The two reunited after they ran into each other at a film festival. Coincidentally, all of Jackie’s children are actors, and as a producer, Afshar was the perfect fit for Violet. The character Violet, aptly named Violet in The Christmas Secret, was written especially for her.
Jackie was thrilled that her daughter was the star of a film set in her hometown. “I haven’t been back in such a long time and it was like a crazy full circle moment,” Jackie said.
The film is the last of three Warner Bros. Christmas films. and HBO Max filmed in Petaluma. Afshar and Rettke have done quite a bit of production in the area – they recently finished Holiday Harmony with Brooke Shields in April.

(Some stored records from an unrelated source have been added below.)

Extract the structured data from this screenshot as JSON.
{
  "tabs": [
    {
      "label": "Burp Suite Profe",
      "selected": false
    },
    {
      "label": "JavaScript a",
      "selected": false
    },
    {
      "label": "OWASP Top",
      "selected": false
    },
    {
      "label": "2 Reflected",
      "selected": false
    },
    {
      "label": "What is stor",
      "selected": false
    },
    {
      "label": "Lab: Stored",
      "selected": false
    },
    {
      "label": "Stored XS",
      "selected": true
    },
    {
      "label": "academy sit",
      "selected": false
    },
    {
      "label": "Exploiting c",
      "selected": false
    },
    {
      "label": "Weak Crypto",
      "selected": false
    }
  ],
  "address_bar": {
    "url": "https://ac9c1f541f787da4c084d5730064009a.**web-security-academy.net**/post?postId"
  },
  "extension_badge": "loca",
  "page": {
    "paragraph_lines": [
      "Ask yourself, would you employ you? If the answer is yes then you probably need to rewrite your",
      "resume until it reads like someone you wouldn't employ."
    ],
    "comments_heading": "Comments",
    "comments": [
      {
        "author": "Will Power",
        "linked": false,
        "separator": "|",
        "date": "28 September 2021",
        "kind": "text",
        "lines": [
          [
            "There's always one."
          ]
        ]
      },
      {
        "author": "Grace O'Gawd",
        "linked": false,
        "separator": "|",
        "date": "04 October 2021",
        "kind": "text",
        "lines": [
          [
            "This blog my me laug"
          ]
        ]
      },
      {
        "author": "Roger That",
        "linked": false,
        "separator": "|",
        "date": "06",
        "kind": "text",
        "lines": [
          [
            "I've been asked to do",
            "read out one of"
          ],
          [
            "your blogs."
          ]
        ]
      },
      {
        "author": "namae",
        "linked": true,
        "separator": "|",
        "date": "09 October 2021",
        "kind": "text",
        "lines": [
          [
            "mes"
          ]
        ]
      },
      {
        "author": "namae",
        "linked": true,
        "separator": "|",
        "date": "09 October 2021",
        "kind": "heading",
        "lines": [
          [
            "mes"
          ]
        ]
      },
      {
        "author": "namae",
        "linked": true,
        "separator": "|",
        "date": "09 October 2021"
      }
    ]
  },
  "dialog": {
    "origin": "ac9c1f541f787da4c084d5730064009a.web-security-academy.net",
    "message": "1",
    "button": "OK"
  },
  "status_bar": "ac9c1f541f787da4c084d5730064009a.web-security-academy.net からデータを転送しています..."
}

Rettke landed her first job straight out of college as an assistant to Afshar at Warner Bros. and is now producing his own projects. She grew up in Woodside, California and then moved to Los Angeles to work in the industry.
The young producer’s family still lives in the Bay Area, so she shares the local connections that Afshar and McGraw have. While based in Los Angeles, Rettke witnessed the industry’s lack of expansion into other areas.

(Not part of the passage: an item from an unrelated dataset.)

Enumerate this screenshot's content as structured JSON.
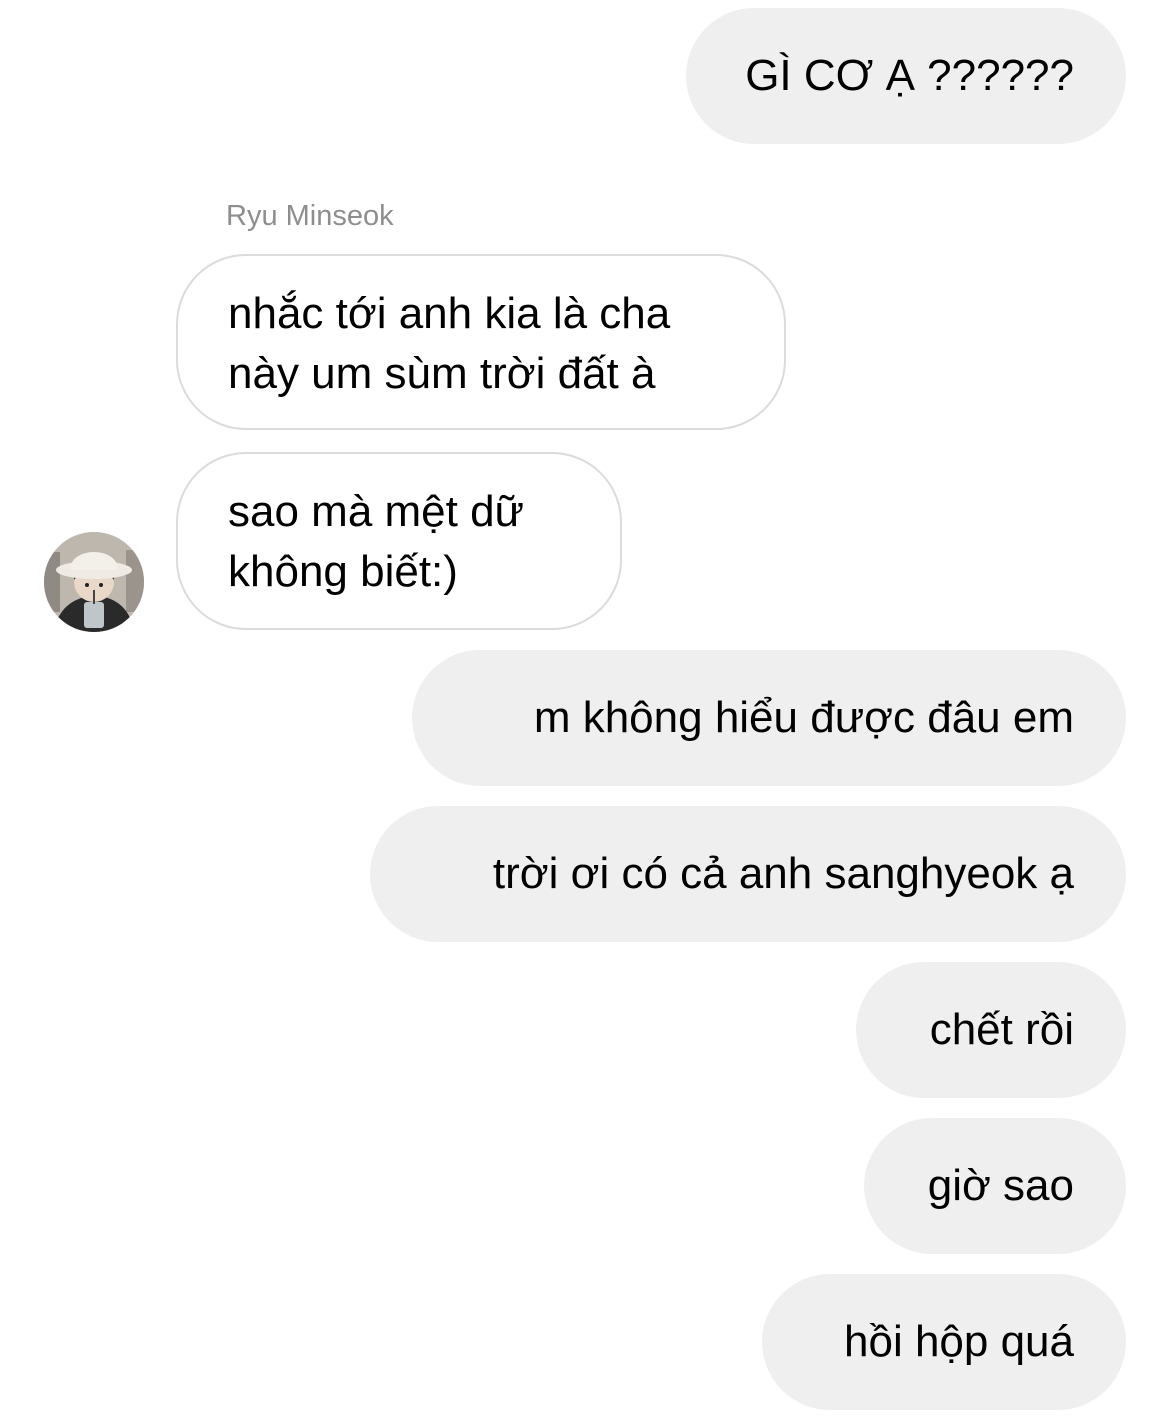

“I grew up here, there is nothing here that would be connected with the industry,” she said. “So I thought, ‘Oh, I should go to LA, that’s where I should go.’ The two producers bring awareness and accessibility to the arts in Petaluma and Northern California.
“We have been working on local casting, taking this industry to places other than a very select few. Then they will see the opportunities they will have when they grow up,” she said. “Potential on a more intimate basis”.
Afshar and Retkke often choose Petaluma as the basis for their productions for several reasons. Bringing in stars like Dennis Quaid, Sharon Stone and Ludacris is good for the city. “They will go home, talk to all their agents, colleagues and contractors and say, ‘Petaluma is so much fun!’” he said. “Many people will also learn about Petaluma.”
Afshar said the current film is their 18th production filmed in Petaluma, resulting in millions of dollars of economic development for the city every time they visit. The cast and crew keep the economy going with gas, food, entertainment, housing, and more. They also inform the city and small businesses.
“Our favorite restaurants [are] Cucina Paradiso with Dennis or Central Market with Tony. We bring people, they take pictures and put them online, it’s like an advertisement that you can’t buy,” Afshar said. “You can’t just have Ludacris come to your restaurant or Brooke Shields come and pose with you.”
Petaluma, we must pay tribute, has something to offer filmmakers. Proximity to the ocean, the ability of San Francisco and Petaluma to turn into any city in the United States make it an ideal location for filming Afshar’s films.
Retka also likes the city’s charm, farmland, brick alleys and vineyards. “Petaluma is very diverse for such a small town. It already feels like you’re on a film set when you’re downtown,” she said.
Afshar and Rettke have new projects, including a series called “Casa Grande” filmed in Petaluma. The team will continue to support the city’s economy and share what it has to offer with Hollywood and the rest of the world.
Emma Molloy is an intern at Argus-Courier. She can be contacted at [email protected]